Exercise objective
Go through the data below and gather each line containing "Conservation".
━━━━━ Records shown
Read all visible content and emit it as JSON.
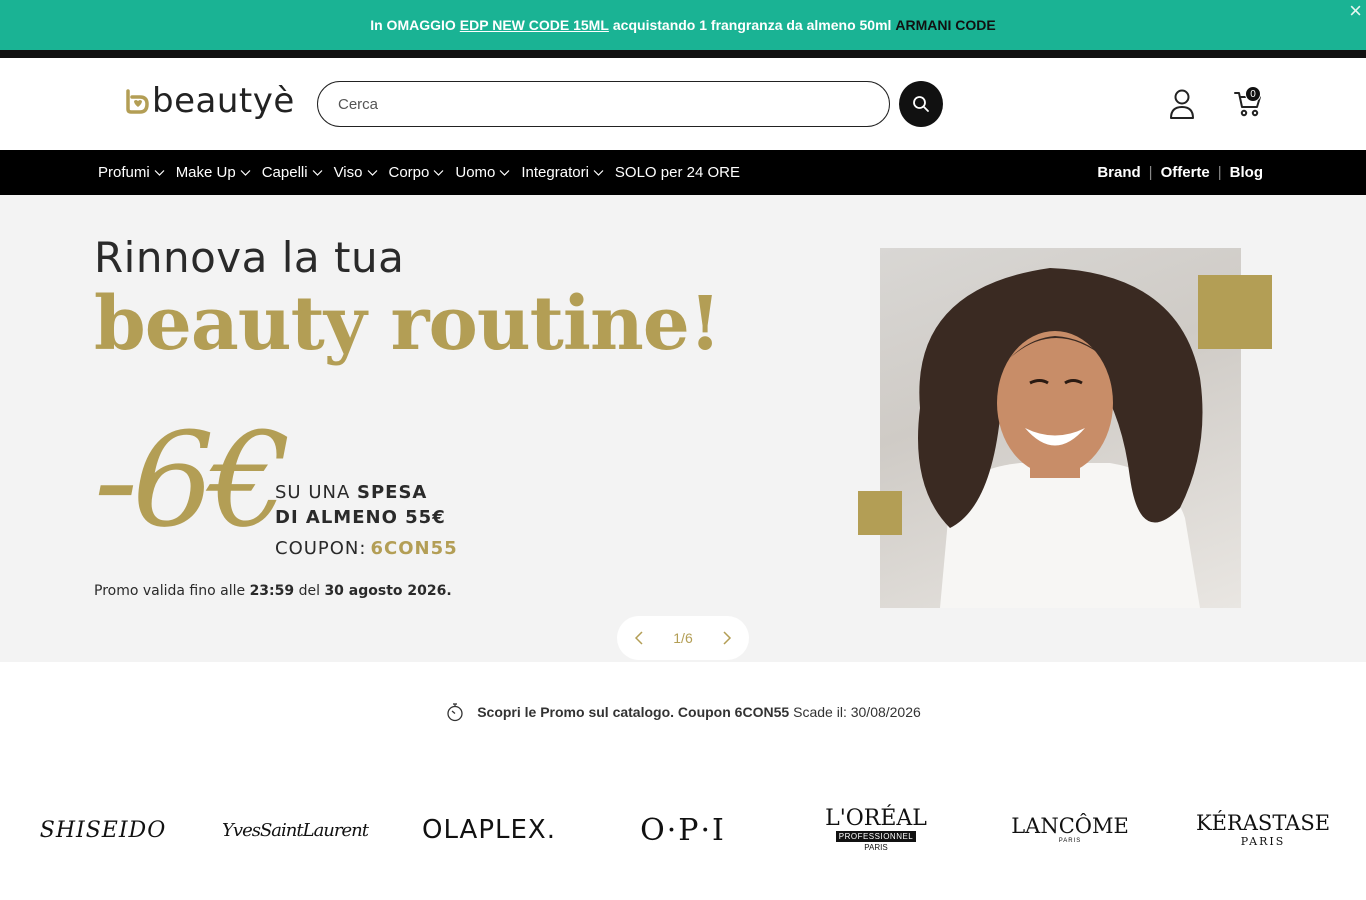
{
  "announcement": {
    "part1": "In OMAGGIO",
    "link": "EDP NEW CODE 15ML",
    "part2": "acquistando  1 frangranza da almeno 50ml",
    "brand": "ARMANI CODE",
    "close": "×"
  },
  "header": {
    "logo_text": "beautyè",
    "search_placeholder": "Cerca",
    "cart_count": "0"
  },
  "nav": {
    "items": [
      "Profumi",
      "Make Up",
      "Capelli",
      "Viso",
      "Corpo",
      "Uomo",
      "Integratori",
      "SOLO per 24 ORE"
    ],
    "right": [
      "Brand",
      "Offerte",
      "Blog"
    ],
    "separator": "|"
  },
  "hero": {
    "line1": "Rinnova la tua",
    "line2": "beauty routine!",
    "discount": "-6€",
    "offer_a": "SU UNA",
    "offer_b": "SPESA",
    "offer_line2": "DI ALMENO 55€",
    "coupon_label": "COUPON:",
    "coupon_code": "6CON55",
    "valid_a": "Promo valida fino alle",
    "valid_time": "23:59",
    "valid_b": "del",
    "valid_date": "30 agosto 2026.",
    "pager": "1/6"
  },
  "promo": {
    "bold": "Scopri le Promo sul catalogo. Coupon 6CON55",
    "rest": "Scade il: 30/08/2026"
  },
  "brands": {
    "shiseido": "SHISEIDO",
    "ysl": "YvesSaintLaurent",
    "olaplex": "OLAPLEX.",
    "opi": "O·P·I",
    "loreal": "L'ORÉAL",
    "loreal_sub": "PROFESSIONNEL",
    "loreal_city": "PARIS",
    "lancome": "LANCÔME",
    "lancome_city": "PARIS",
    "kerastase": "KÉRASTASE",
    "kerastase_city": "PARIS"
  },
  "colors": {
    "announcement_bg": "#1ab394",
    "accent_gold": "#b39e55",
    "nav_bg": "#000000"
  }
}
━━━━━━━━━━
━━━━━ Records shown
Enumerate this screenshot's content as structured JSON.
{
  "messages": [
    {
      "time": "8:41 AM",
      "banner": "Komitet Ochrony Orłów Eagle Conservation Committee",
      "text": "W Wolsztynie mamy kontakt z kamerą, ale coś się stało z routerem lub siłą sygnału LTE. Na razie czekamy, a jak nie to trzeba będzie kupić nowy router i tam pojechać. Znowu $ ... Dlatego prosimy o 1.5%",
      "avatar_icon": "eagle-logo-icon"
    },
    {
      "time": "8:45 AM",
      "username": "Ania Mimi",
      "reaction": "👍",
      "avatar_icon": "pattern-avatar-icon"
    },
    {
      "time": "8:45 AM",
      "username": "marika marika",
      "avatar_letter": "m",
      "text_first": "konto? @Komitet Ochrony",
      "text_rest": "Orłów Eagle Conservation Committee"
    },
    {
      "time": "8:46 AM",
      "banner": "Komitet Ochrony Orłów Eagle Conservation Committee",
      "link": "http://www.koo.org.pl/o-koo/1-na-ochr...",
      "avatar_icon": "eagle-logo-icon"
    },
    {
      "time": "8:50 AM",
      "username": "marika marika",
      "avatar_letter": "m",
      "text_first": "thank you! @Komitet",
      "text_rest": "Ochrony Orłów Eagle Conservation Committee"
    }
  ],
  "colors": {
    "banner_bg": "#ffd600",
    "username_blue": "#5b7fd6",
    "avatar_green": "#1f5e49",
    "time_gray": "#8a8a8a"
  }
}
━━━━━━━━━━
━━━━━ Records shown
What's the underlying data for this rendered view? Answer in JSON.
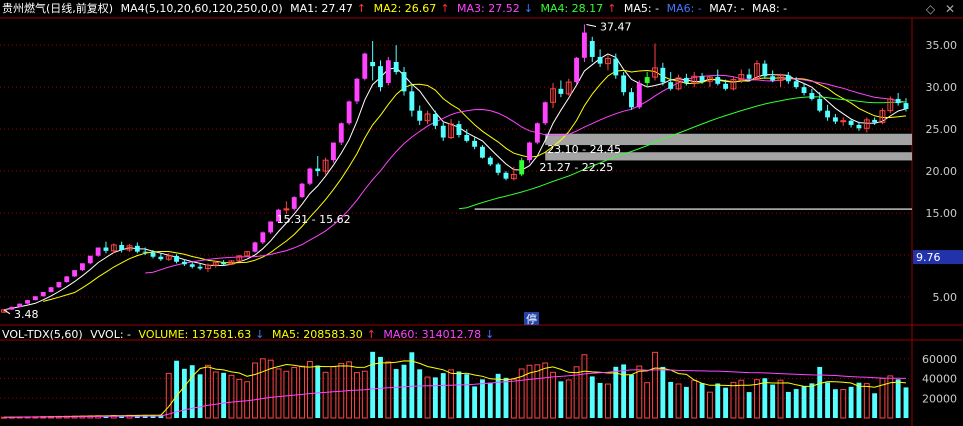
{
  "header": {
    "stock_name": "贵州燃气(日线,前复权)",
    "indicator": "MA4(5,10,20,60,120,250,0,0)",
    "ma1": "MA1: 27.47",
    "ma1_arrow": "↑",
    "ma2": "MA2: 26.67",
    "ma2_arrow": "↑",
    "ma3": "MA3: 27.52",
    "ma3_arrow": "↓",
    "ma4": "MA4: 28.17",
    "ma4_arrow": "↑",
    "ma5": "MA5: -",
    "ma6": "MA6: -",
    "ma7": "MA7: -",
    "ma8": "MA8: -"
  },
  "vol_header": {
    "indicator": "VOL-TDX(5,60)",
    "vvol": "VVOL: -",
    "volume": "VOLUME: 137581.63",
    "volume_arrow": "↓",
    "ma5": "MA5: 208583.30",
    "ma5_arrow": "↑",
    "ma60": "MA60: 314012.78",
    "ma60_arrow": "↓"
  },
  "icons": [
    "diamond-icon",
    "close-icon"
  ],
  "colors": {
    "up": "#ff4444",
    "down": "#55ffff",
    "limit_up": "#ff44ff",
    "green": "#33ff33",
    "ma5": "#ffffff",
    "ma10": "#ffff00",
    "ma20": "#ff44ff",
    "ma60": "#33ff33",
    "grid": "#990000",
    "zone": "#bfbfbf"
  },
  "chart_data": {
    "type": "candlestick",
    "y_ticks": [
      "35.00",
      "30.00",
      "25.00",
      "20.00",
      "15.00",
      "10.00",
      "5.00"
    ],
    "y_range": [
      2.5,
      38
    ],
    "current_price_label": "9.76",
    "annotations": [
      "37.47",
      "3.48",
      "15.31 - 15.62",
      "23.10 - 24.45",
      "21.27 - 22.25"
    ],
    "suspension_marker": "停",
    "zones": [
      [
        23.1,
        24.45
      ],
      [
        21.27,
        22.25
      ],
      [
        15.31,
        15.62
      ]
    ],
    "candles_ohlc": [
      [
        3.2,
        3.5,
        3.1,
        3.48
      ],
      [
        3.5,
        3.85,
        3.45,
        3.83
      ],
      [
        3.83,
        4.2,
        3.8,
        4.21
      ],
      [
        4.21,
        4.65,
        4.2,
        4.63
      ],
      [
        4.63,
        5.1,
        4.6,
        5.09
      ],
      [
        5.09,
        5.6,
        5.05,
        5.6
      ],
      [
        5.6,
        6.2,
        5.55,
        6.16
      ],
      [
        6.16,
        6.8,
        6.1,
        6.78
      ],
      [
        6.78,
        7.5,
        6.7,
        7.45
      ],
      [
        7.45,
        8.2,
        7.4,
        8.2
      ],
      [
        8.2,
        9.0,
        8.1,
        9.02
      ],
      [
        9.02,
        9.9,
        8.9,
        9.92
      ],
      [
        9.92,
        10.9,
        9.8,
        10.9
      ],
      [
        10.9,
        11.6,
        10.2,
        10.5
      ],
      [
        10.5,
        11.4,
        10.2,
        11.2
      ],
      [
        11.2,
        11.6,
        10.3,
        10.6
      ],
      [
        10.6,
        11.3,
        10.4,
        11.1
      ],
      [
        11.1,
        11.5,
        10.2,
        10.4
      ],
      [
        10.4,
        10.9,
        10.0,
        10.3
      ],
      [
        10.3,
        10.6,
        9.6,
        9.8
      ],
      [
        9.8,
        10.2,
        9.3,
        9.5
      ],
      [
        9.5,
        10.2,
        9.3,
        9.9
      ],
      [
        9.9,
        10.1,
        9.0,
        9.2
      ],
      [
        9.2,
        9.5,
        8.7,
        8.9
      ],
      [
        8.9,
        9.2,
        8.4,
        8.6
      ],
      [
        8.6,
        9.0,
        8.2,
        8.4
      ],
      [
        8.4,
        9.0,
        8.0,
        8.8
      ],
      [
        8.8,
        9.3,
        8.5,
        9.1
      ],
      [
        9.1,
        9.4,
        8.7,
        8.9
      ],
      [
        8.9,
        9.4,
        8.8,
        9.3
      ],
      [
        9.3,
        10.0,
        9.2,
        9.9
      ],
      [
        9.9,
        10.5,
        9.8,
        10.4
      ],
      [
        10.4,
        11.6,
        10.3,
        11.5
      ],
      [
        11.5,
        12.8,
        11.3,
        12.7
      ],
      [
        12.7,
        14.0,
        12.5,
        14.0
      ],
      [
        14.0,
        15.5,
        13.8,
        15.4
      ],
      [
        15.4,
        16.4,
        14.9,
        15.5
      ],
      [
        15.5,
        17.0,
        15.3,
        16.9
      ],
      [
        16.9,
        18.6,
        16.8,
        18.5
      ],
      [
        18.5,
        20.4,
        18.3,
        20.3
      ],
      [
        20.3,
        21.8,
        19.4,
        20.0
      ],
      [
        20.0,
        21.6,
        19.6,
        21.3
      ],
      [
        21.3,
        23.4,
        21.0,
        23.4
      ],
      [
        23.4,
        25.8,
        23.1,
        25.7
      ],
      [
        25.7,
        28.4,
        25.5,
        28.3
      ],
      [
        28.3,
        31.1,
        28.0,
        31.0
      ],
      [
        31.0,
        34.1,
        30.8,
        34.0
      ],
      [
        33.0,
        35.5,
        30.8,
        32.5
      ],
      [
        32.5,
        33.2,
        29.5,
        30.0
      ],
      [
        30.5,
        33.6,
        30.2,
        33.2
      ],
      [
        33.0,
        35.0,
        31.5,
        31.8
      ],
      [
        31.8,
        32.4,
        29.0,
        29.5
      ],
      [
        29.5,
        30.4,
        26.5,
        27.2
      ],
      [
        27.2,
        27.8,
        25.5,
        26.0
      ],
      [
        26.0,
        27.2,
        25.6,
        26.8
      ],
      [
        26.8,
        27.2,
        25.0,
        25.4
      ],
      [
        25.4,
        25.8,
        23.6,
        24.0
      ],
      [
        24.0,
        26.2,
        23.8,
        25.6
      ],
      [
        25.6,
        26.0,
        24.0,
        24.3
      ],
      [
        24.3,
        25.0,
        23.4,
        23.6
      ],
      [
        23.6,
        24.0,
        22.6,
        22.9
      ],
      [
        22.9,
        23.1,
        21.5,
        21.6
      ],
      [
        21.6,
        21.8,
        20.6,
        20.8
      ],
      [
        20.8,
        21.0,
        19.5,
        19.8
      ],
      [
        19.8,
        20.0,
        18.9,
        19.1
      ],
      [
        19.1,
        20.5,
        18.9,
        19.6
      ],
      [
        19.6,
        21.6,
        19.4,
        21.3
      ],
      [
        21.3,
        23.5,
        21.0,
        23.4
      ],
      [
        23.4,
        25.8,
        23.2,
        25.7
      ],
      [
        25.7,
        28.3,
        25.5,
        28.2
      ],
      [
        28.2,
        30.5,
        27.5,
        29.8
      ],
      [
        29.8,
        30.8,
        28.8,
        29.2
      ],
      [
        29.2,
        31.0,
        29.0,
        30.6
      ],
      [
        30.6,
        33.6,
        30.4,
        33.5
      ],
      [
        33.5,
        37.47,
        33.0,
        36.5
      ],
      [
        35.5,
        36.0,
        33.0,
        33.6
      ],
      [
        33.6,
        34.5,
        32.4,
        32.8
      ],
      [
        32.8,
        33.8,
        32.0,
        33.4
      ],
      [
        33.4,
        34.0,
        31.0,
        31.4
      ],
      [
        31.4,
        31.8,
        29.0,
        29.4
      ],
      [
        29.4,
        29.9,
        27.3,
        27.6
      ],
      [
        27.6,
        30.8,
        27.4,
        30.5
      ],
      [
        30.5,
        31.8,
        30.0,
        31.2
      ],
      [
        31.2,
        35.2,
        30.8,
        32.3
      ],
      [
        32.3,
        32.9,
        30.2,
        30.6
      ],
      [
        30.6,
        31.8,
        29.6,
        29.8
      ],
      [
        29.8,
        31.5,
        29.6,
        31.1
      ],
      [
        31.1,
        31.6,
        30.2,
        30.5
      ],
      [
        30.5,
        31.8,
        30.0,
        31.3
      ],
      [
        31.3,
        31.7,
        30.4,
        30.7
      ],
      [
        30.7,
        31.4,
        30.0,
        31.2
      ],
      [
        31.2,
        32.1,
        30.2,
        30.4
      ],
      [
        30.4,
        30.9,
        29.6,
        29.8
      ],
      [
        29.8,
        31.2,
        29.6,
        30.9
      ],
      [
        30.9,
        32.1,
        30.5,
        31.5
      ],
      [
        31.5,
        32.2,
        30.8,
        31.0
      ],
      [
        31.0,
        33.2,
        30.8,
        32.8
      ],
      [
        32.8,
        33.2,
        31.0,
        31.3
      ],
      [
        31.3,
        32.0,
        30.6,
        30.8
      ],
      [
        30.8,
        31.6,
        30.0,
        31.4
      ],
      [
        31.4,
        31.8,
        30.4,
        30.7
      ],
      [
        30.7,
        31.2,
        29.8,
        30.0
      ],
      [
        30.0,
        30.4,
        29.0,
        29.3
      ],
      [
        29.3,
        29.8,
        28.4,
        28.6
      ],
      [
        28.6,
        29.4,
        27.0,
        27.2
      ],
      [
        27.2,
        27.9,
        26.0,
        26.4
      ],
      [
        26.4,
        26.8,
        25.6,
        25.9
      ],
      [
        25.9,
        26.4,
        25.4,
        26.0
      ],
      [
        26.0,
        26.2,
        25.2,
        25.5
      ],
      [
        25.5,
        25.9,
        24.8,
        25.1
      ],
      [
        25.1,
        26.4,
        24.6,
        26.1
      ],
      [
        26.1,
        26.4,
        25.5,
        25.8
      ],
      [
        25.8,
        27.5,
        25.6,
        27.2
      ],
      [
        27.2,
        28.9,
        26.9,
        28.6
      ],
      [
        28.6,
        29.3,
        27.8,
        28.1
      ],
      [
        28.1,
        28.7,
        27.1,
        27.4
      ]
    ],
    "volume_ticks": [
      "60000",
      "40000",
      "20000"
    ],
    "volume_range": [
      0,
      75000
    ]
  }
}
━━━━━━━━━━
Response
      "banner": "Komitet Ochrony Orłów Eagle Conservation Committee",
      "text_rest": "Orłów Eagle Conservation Committee"
      "banner": "Komitet Ochrony Orłów Eagle Conservation Committee",
      "text_rest": "Ochrony Orłów Eagle Conservation Committee"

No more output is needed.